(Beginning of DATA FOR THE TASK)

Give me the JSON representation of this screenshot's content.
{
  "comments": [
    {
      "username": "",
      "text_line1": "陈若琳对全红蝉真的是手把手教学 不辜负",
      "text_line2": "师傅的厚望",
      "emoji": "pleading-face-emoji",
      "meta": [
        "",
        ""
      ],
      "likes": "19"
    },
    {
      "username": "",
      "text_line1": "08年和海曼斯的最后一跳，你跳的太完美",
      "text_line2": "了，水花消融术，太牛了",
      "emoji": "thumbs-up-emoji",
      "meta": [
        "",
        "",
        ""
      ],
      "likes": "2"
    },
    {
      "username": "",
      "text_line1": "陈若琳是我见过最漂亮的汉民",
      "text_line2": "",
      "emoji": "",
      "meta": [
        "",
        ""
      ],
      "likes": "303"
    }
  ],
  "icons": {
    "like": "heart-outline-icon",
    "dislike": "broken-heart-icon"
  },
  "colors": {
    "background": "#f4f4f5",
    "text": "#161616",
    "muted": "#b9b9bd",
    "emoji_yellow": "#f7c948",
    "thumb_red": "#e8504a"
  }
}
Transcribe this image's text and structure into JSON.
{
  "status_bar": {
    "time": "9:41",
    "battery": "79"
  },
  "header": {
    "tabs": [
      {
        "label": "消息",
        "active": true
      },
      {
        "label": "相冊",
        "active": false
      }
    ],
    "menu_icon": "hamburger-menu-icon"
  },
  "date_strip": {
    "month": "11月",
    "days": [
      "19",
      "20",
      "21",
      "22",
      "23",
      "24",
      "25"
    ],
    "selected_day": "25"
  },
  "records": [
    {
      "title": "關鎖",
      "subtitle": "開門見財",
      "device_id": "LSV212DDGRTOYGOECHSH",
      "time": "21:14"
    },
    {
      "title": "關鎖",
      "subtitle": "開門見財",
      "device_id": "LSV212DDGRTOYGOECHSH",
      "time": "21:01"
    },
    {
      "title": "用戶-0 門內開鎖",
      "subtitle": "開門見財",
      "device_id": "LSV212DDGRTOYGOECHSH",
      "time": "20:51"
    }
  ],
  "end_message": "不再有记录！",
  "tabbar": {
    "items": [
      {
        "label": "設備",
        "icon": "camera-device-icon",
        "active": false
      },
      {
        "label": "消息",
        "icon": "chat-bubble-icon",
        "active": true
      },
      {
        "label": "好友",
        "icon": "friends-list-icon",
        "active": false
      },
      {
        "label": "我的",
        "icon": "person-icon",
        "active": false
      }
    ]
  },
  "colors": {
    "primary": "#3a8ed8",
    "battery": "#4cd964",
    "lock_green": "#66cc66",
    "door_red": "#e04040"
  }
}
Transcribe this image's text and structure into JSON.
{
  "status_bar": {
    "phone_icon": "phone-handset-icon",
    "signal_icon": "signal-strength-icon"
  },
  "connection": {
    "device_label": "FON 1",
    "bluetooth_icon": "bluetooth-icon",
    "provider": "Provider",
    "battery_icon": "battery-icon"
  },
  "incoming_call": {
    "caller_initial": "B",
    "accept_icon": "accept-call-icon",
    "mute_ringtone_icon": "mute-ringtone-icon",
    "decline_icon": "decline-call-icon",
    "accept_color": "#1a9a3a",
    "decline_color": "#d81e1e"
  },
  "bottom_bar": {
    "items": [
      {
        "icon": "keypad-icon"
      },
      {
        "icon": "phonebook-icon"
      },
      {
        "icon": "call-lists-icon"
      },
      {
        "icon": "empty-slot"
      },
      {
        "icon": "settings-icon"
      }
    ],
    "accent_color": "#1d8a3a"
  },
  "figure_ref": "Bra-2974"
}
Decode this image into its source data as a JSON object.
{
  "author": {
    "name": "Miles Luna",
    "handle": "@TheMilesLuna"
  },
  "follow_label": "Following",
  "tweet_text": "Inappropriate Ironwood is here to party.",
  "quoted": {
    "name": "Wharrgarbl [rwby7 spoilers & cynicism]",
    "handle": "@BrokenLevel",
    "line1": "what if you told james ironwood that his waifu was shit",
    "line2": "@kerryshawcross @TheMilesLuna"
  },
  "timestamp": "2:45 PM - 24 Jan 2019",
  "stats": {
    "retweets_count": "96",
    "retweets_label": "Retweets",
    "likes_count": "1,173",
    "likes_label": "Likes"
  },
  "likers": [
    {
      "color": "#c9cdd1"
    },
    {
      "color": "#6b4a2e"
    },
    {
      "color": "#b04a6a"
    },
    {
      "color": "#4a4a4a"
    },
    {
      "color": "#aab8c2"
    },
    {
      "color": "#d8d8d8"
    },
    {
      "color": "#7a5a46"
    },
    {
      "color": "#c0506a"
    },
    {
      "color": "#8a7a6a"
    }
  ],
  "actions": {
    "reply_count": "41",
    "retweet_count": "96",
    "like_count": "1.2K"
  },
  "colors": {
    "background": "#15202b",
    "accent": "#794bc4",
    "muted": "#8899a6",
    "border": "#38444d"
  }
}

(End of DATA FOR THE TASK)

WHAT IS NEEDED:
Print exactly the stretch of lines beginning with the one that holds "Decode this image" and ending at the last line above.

RESPONSE BOX:
Decode this image into its source data as a JSON object.
{
  "author": {
    "name": "Miles Luna",
    "handle": "@TheMilesLuna"
  },
  "follow_label": "Following",
  "tweet_text": "Inappropriate Ironwood is here to party.",
  "quoted": {
    "name": "Wharrgarbl [rwby7 spoilers & cynicism]",
    "handle": "@BrokenLevel",
    "line1": "what if you told james ironwood that his waifu was shit",
    "line2": "@kerryshawcross @TheMilesLuna"
  },
  "timestamp": "2:45 PM - 24 Jan 2019",
  "stats": {
    "retweets_count": "96",
    "retweets_label": "Retweets",
    "likes_count": "1,173",
    "likes_label": "Likes"
  },
  "likers": [
    {
      "color": "#c9cdd1"
    },
    {
      "color": "#6b4a2e"
    },
    {
      "color": "#b04a6a"
    },
    {
      "color": "#4a4a4a"
    },
    {
      "color": "#aab8c2"
    },
    {
      "color": "#d8d8d8"
    },
    {
      "color": "#7a5a46"
    },
    {
      "color": "#c0506a"
    },
    {
      "color": "#8a7a6a"
    }
  ],
  "actions": {
    "reply_count": "41",
    "retweet_count": "96",
    "like_count": "1.2K"
  },
  "colors": {
    "background": "#15202b",
    "accent": "#794bc4",
    "muted": "#8899a6",
    "border": "#38444d"
  }
}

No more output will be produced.